Don't Miss This Train

Review of Barry Callaghan, Between Trains (Toronto: McArthur & Company, 2007).

The finest short stories teach us to apprehend with renewed clarity a world that habit and tired assumptions have reduced to an indistinct blur, and at the same time explore through their dark suffusions of meaning the de-creative and transformative power of the story-teller’s art.

Barry Callaghan’s exhilarating new collection begins with an unfolding bundle of jests on just this subject. An older writer—who goes unnamed, though his speech rhythms, melancholia and hip-flask of bourbon all suggest Edmund Wilson—has joined the narrator at a small railway station to talk about story-telling. The two elliptical stories he tells touch on their own tutelary relationship. In the first, a bereaved horse-trainer fends off a younger man’s commiserations with a riddling colloquialism that perfectly makes the story-teller’s point about how “anything that’s really real in the past—like a death—keeps coming at you out of the future.” When the narrator doubts that this Yankee koan could actually be a story, he tells a second still briefer tale that “another writer once told me in Paris when I was about your age.” It’s Somerset Maugham’s gem about how the tables were turned on him by a schoolgirl whose class he had informed that any good story “is all about brevity, religion, mystery, sex, aristocracy and plain language.” She promptly wrote one that summed up his aesthetic: “‘My God,’ said the Duchess, ‘I’m pregnant. I wonder who did it?’”

Since Callaghan’s station-house story-teller will accept neither laughter nor complaint, he and the narrator sip whisky together, between trains, between the words that form a story and the pause in which its meanings unfold, in a silence “still as still waters could be.” That stillness, the older man has said, is what defines the best storytelling.

Midway through this book, in “Paul Valéry’s Shoe,” Callaghan writes movingly of the self-devouring struggle to bring a story to formal perfection, to the point at which it becomes true to itself. Yet the mastery evident throughout this collection is not merely formal: the truths arrived at through these stories’ laconic restraint, their unerring rightness of voice and tonality, are also, one feels, deep truths of the human heart—and dark truths, unflinchingly confronted, of recent history.

In “Dog Days of Love,” a story of wonderful tenderness, an old priest devotionally attached to the Shroud of Turin returns from reconciling two parishioners to his and their own imminent deaths to find his dog Anselm chewing the Holy face out of his replica of the Shroud. There ensues a strange transaction, a urine-soaked embrace in which the old man, comforting the animal that has cowered from his anger, blasphemously finds in its terrified and loving eyes what “must have been the real look in Christ’s eyes as He hung on the cross.”

A different tenderness, joyous and erotic, shines through “A One-Night Stand,” a delicate and tone-perfect story of love between an aging blues musician and a ventriloquist.
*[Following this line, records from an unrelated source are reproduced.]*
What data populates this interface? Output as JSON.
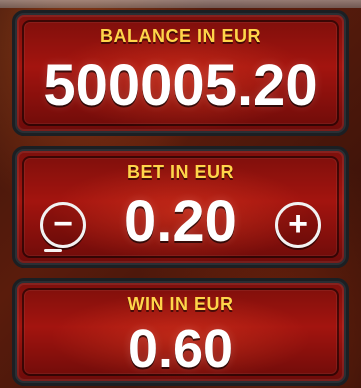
{
  "balance": {
    "label": "BALANCE IN EUR",
    "value": "500005.20"
  },
  "bet": {
    "label": "BET IN EUR",
    "value": "0.20",
    "minus_icon": "−",
    "plus_icon": "+"
  },
  "win": {
    "label": "WIN IN EUR",
    "value": "0.60"
  },
  "colors": {
    "title_yellow": "#ffd54a",
    "panel_red": "#a3140f",
    "frame_dark": "#1b1f23"
  },
  "icons": {
    "minus": "minus-icon",
    "plus": "plus-icon"
  }
}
Other stories take the reader, no less persuasively, into madness and violence—the deep mourning of a woman for her stillborn child, the haunting vigilante vengeance of a blue-helmet sniper on war-criminals in Bosnia, and the howling insanity of rural-gothic religiosity.

The collection’s longest, riskiest and most astonishing story, “Drei Alter Kockers,” hovers between these two poles of redemptive tenderness and violence. Two of the three old crocks of its title are Shoah survivors, one a hat-maker, the other a loan-shark and former Auschwitz kapo. The third, Al Rosenzweig, is a home-grown Toronto gangster whose friends, we learn in an earlier linked story, call him Piano—not because he once strangled with piano wire two mafiosi who wanted to take over the local gambling scene, but because for years he has played Irving Berlin and Cole Porter songs on the piano on Thursday nights for Shoah survivors at a Bathurst Street social club. This brilliant narrative stands comparison as a tour de force with the best of Isaac Babel’s stories of Benya Krik, the king of Odessa’s Jewish gangsters; and it is perhaps not accidental that the hitman who gets the last word in this and another story shares the surname of Franz Rosenzweig, author of The Star of Redemption and one of the great Jewish philosophers of the twentieth century.

Between Trains is the work of a master at full stretch.

“Do yourself a favour,” Al Rosenzweig says in offering a slice of cheesecake, but might equally well say of this extraordinary book: “it’ll look good on you.”